- _WORK TO BE COMPLETED_
Which lines in the data below contain the word "Layer"? Pull each of them out.

- _MATERIAL PROVIDED_
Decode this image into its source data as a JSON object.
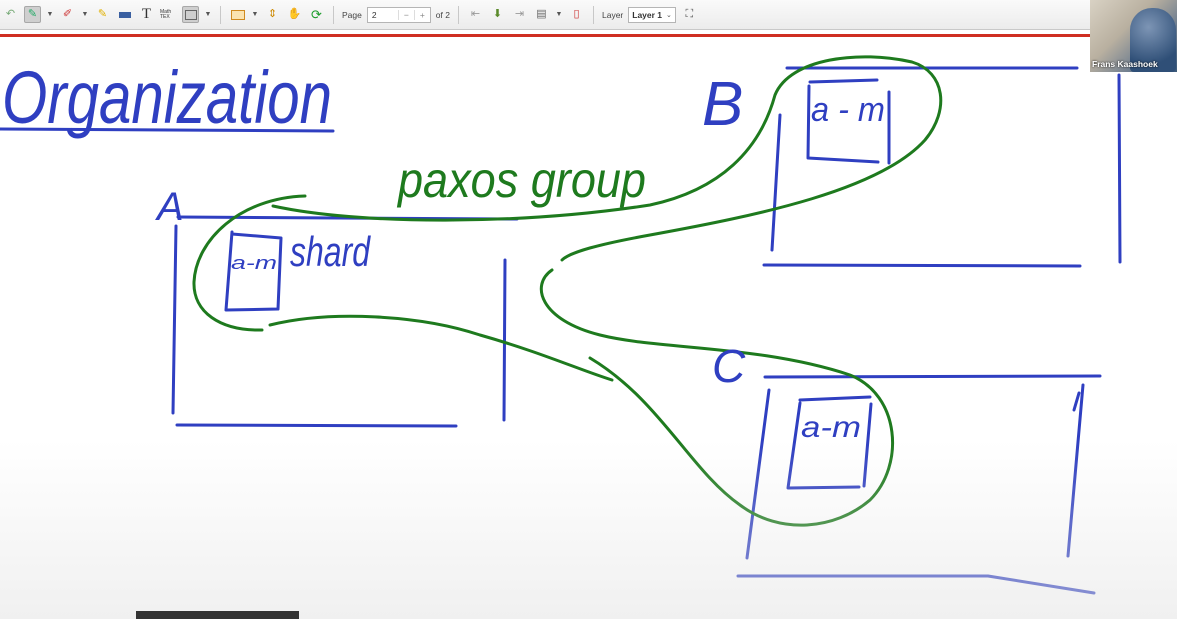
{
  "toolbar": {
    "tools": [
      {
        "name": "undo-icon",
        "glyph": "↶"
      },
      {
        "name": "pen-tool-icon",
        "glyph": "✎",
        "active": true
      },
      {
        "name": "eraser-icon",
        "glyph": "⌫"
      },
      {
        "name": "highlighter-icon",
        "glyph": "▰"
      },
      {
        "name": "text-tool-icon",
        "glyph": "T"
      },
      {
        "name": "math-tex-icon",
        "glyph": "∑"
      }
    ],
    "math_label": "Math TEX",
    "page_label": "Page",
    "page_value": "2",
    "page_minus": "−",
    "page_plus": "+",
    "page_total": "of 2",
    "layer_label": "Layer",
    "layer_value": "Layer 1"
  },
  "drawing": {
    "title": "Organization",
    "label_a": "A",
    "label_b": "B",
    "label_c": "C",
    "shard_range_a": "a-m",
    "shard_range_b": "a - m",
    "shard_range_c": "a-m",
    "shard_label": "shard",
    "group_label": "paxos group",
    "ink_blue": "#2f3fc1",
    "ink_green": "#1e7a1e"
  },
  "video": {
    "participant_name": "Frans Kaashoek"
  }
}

- _ANSWER BOX_
    "layer_label": "Layer",
    "layer_value": "Layer 1"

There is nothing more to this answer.